Prerequisite: Four years of high school French and permission of the Department.
Latin I is designed for students who have had no previous instruction in Latin. Students receive a thorough grounding in basic grammatical forms, including the five noun declensions and agreement of nouns and adjectives; pronouns; and the six verb tenses in the active and passive voice as well as elementary vocabulary. Students also learn about Roman civilization and the importance of the Latin language in Western culture.
Students in Latin II complete their study of basic Latin grammar and syntax, as well as expanding their vocabulary. Students begin to read extended prose passages to prepare them for reading classical Latin prose in their third year.
Students in Latin III undertake a comprehensive review of basic Latin grammar and vocabulary in the first semester. Students read the First and Third Catilinarian orations of Cicero during the second semester. Students also study Roman oratory and the general principles of rhetoric.

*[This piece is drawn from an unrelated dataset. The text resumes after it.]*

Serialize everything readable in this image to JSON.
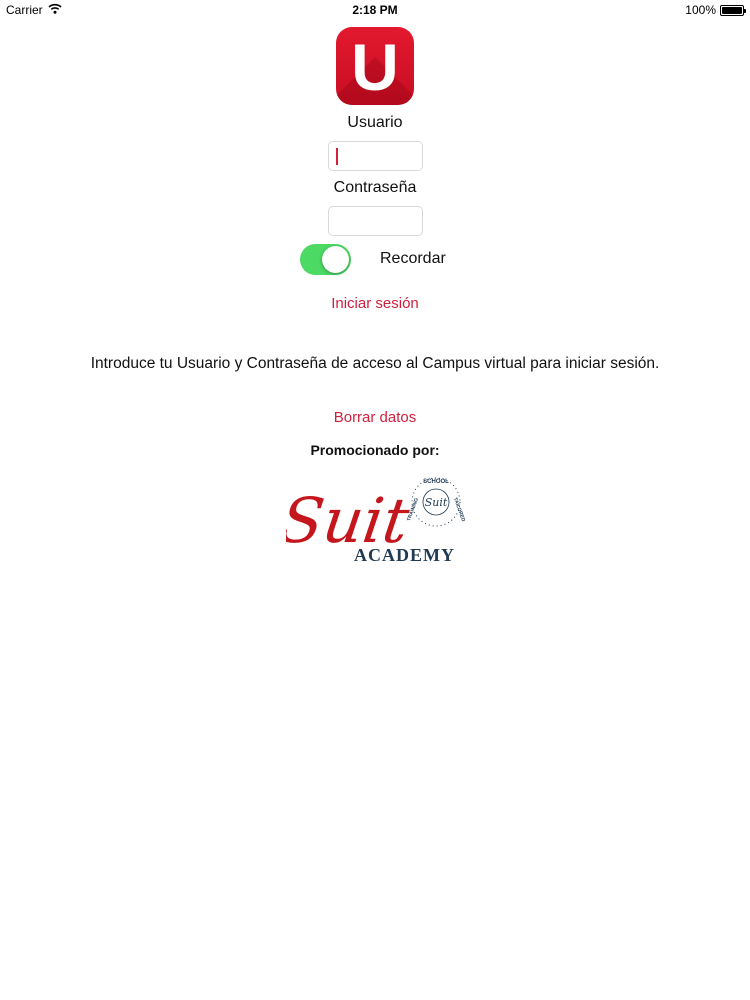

Students electing Latin IV are committed to developing a mastery of the language beyond the three-year language requirement. Latin IV is primarily a literature course which focuses on Latin poetry. The lyric poetry of Catullus and Horace or Vergil’s Aeneid are offered in alternate years. This format allows students to take five years of Latin if they wish. Topics include the literary and historical contexts of the poetry, the language peculiar to each poet, and the various meters of Latin lyric and epic poetry. The primary aim of the course is to develop a critical understanding of Latin poetry.